*Work order*. In the material below, the lines containing the word "cybersecurity" are required; copy each of them.
+--
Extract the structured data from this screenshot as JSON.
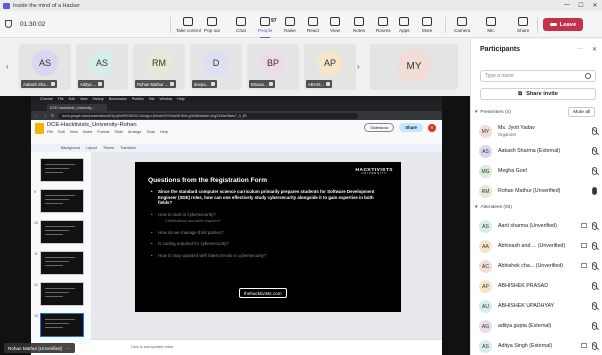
{
  "window": {
    "title": "Inside the mind of a Hacker"
  },
  "meeting": {
    "timer": "01:30:02",
    "toolbar": [
      {
        "key": "take_control",
        "label": "Take control"
      },
      {
        "key": "pop_out",
        "label": "Pop out"
      },
      {
        "key": "chat",
        "label": "Chat"
      },
      {
        "key": "people",
        "label": "People",
        "count": "97"
      },
      {
        "key": "raise",
        "label": "Raise"
      },
      {
        "key": "react",
        "label": "React"
      },
      {
        "key": "view",
        "label": "View"
      },
      {
        "key": "notes",
        "label": "Notes"
      },
      {
        "key": "rooms",
        "label": "Rooms"
      },
      {
        "key": "apps",
        "label": "Apps"
      },
      {
        "key": "more",
        "label": "More"
      },
      {
        "key": "camera",
        "label": "Camera"
      },
      {
        "key": "mic",
        "label": "Mic"
      },
      {
        "key": "share",
        "label": "Share"
      }
    ],
    "leave_label": "Leave"
  },
  "strip": {
    "tiles": [
      {
        "initials": "AS",
        "name": "Aakash Sha...",
        "color": "#d8d6f0"
      },
      {
        "initials": "AS",
        "name": "Aditya ...",
        "color": "#d7ecec"
      },
      {
        "initials": "RM",
        "name": "Rohan Mathur ...",
        "color": "#e6e9d6"
      },
      {
        "initials": "D",
        "name": "deepa...",
        "color": "#dde0f3"
      },
      {
        "initials": "BP",
        "name": "Bhawa...",
        "color": "#ecdbe9"
      },
      {
        "initials": "AP",
        "name": "ABHIS...",
        "color": "#f5e6c9"
      },
      {
        "initials": "MY",
        "name": "",
        "color": "#f2dcd6"
      }
    ]
  },
  "share": {
    "mac_menu": [
      "Chrome",
      "File",
      "Edit",
      "View",
      "History",
      "Bookmarks",
      "Profiles",
      "Tab",
      "Window",
      "Help"
    ],
    "browser_tab": "DCE-Hacktivists_University-...",
    "url": "docs.google.com/presentation/d/1pxyDsRVE8UVU-GxwgLnJb4nzkVtYW4a0dHWrx-g0436e#slide=id.g2436e49aee7_0_83",
    "doc_title": "DCE-Hacktivists_University-Rohan",
    "doc_menu": [
      "File",
      "Edit",
      "View",
      "Insert",
      "Format",
      "Slide",
      "Arrange",
      "Tools",
      "Help"
    ],
    "slideshow_label": "Slideshow",
    "share_label": "Share",
    "user_initial": "R",
    "tools": [
      "Background",
      "Layout",
      "Theme",
      "Transition"
    ],
    "thumb_numbers": [
      "",
      "9",
      "10",
      "11",
      "12",
      "13"
    ],
    "slide": {
      "title": "Questions from the Registration Form",
      "brand": "HACKTIVISTS",
      "brand_sub": "UNIVERSITY",
      "bullets": [
        {
          "text": "Since the standard computer science curriculum primarily prepares students for Software Development Engineer (SDE) roles, how can one effectively study cybersecurity alongside it to gain expertise in both fields?",
          "style": "main"
        },
        {
          "text": "How to start in cybersecurity?",
          "style": "dim"
        },
        {
          "text": "Certifications and skills required?",
          "style": "sub"
        },
        {
          "text": "How do we manage third parties?",
          "style": "dim"
        },
        {
          "text": "Is coding required for cybersecurity?",
          "style": "dim"
        },
        {
          "text": "How to stay updated with latest trends in cybersecurity?",
          "style": "dim"
        }
      ],
      "site": "thehacktivists.com"
    },
    "notes_placeholder": "Click to add speaker notes",
    "presenter": "Rohan Mathur (Unverified)"
  },
  "panel": {
    "title": "Participants",
    "search_placeholder": "Type a name",
    "invite_label": "Share invite",
    "presenters_label": "Presenters (4)",
    "mute_all": "Mute all",
    "presenters": [
      {
        "initials": "MY",
        "name": "Ms. Jyoti Yadav",
        "sub": "Organizer",
        "color": "#f2dcd6",
        "mic": "off"
      },
      {
        "initials": "AS",
        "name": "Aakash Sharma (External)",
        "sub": "",
        "color": "#d8d6f0",
        "mic": "off"
      },
      {
        "initials": "MG",
        "name": "Megha Goel",
        "sub": "",
        "color": "#d9ecd9",
        "mic": "off"
      },
      {
        "initials": "RM",
        "name": "Rohan Mathur (Unverified)",
        "sub": "",
        "color": "#e6e9d6",
        "mic": "on"
      }
    ],
    "attendees_label": "Attendees (93)",
    "attendees": [
      {
        "initials": "AS",
        "name": "Aarti sharma (Unverified)",
        "color": "#d7ecec",
        "screen": true
      },
      {
        "initials": "AA",
        "name": "Abhinash and ... (Unverified)",
        "color": "#f5e6c9",
        "screen": true
      },
      {
        "initials": "AC",
        "name": "Abhishek cha... (Unverified)",
        "color": "#f2dcd6",
        "screen": true
      },
      {
        "initials": "AP",
        "name": "ABHISHEK PRASAD",
        "color": "#f5e6c9",
        "screen": false
      },
      {
        "initials": "AU",
        "name": "ABHISHEK UPADHYAY",
        "color": "#d7ecec",
        "screen": false
      },
      {
        "initials": "AG",
        "name": "aditya gupta (External)",
        "color": "#ecdbe9",
        "screen": false
      },
      {
        "initials": "AS",
        "name": "Aditya Singh (External)",
        "color": "#d7ecec",
        "screen": true
      }
    ]
  }
}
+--
*Solution for this task*.
          "text": "Since the standard computer science curriculum primarily prepares students for Software Development Engineer (SDE) roles, how can one effectively study cybersecurity alongside it to gain expertise in both fields?",
          "text": "How to start in cybersecurity?",
          "text": "Is coding required for cybersecurity?",
          "text": "How to stay updated with latest trends in cybersecurity?",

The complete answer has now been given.